According to Rider and other volunteers, the initiative is helping decrease the violence in specific neighborhoods. Its consistency has also created a sense of trust and accountability — both among regular volunteers and members of the broader community. Every weekend, for example, the “sisters” gather to listen to Ms. Judy gain confidence to handle her situation, and she notices if they are late. Harlan also describes how a young man reached out to his group for an opportunity to pursue music. After connecting him to a possible opportunity, Harlan did not see him for a month. When the group later bumped into the young boy, he was surprised to see that they still showed up every weekend. This moment reminded Harlan of a saying his father would use during his public speeches: “People don’t care how much you know until they know how much you care,” he said. “When you show people how much you care, then they move.”
Currently the program is done for the summer and staff members are debriefing on the effectiveness of the program. Although the “Brothers” and “Sisters” will be gone for a couple of weeks, many are positive that they will continue to serve on the streets.

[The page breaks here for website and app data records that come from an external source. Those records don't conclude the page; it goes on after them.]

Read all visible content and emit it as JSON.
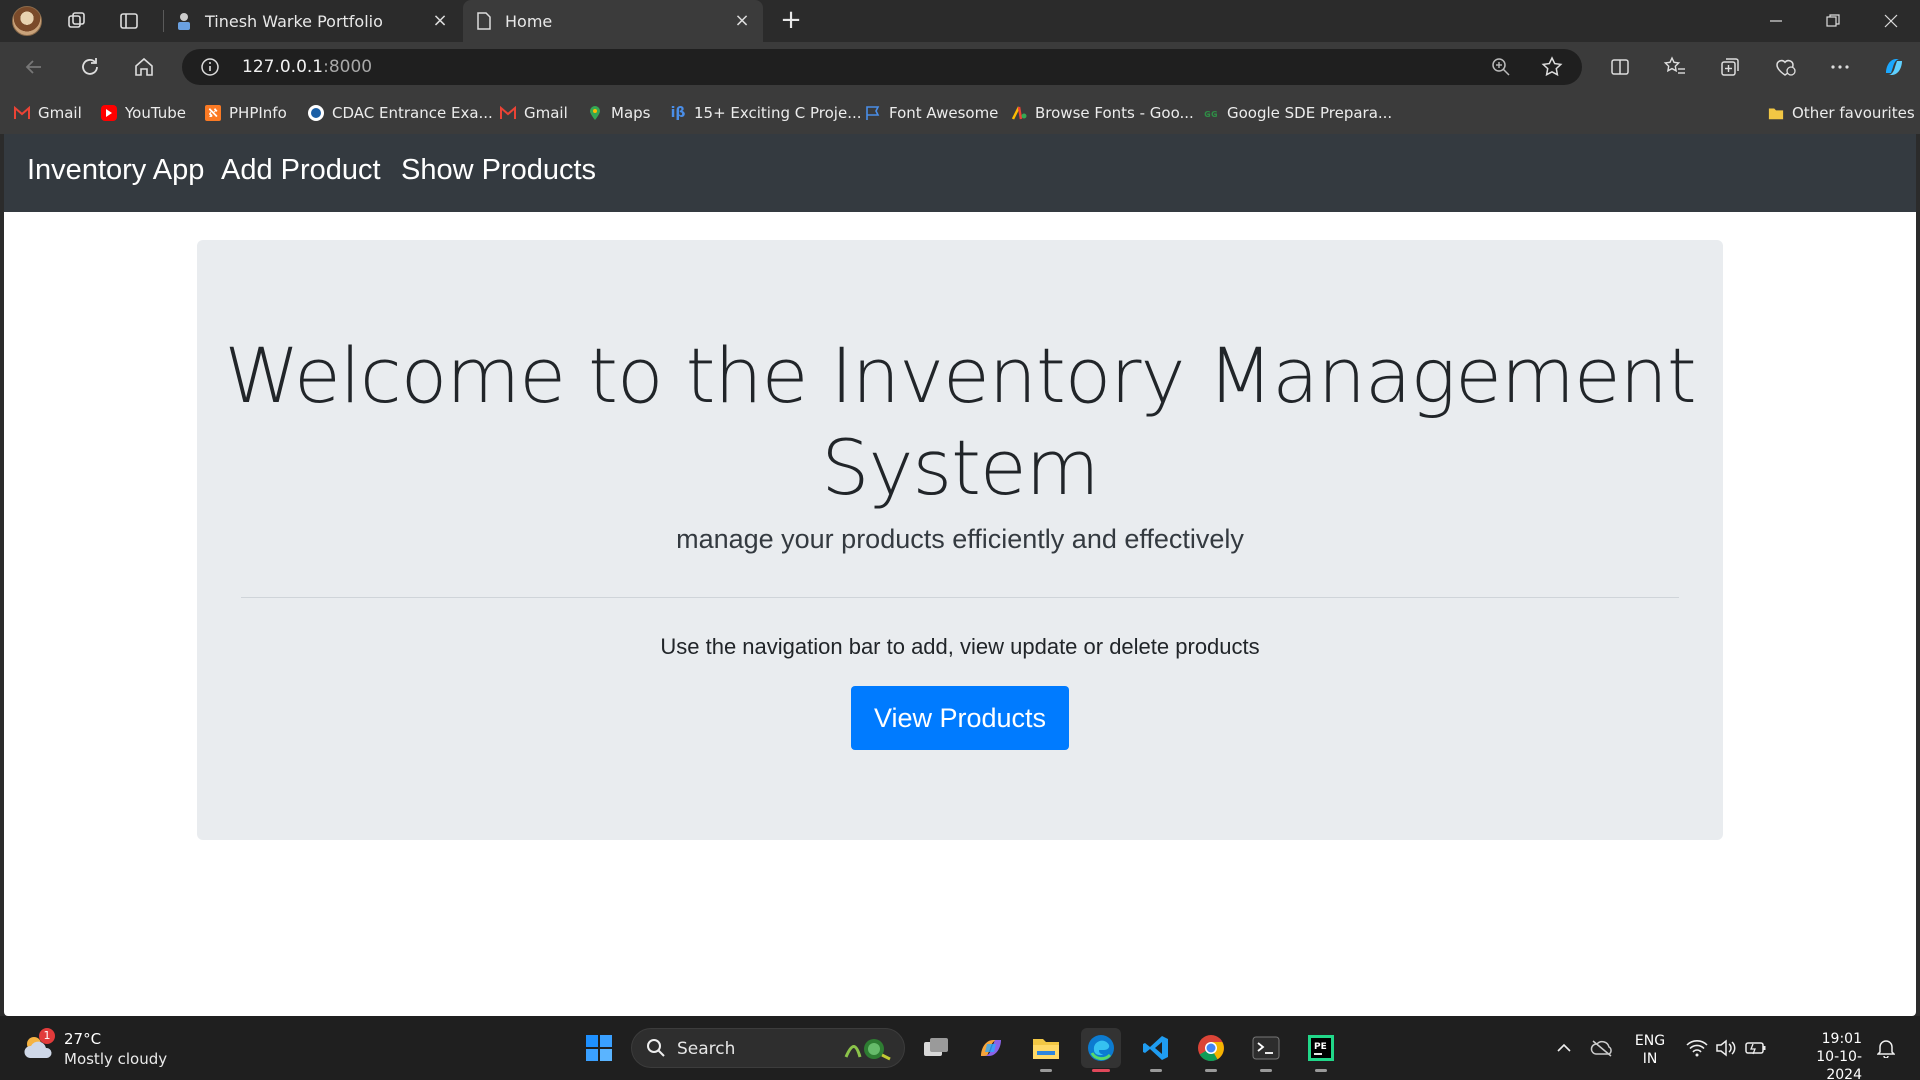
{
  "browser": {
    "tabs": [
      {
        "title": "Tinesh Warke Portfolio",
        "active": false
      },
      {
        "title": "Home",
        "active": true
      }
    ],
    "address": {
      "host": "127.0.0.1",
      "port": ":8000"
    },
    "bookmarks": [
      {
        "label": "Gmail",
        "icon": "gmail-icon"
      },
      {
        "label": "YouTube",
        "icon": "youtube-icon"
      },
      {
        "label": "PHPInfo",
        "icon": "xampp-icon"
      },
      {
        "label": "CDAC Entrance Exa...",
        "icon": "cdac-icon"
      },
      {
        "label": "Gmail",
        "icon": "gmail-icon"
      },
      {
        "label": "Maps",
        "icon": "maps-icon"
      },
      {
        "label": "15+ Exciting C Proje...",
        "icon": "interviewbit-icon"
      },
      {
        "label": "Font Awesome",
        "icon": "flag-icon"
      },
      {
        "label": "Browse Fonts - Goo...",
        "icon": "google-fonts-icon"
      },
      {
        "label": "Google SDE Prepara...",
        "icon": "gfg-icon"
      }
    ],
    "other_favourites": "Other favourites"
  },
  "app": {
    "brand": "Inventory App",
    "nav": [
      "Add Product",
      "Show Products"
    ],
    "jumbotron": {
      "title_line1": "Welcome to the Inventory Management",
      "title_line2": "System",
      "lead": "manage your products efficiently and effectively",
      "body": "Use the navigation bar to add, view update or delete products",
      "button": "View Products"
    },
    "colors": {
      "navbar": "#343a40",
      "jumbotron": "#e9ecef",
      "primary": "#007bff"
    }
  },
  "taskbar": {
    "weather": {
      "temp": "27°C",
      "condition": "Mostly cloudy",
      "badge": "1"
    },
    "search_label": "Search",
    "lang": {
      "line1": "ENG",
      "line2": "IN"
    },
    "time": "19:01",
    "date": "10-10-2024"
  }
}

Simply teaching kids about the science of the climate crisis isn’t enough. To prevent feelings of disempowerment, they need to see how they can make a meaningful impact.
As the pandemic continues to devastate America’s poorest, coalitions of unhoused people are finding inspiration in the powerful history of homeless organizing.
Research shows why right-wing actors trying to reap the tactical benefits of nonviolent action often fail to meet its standards.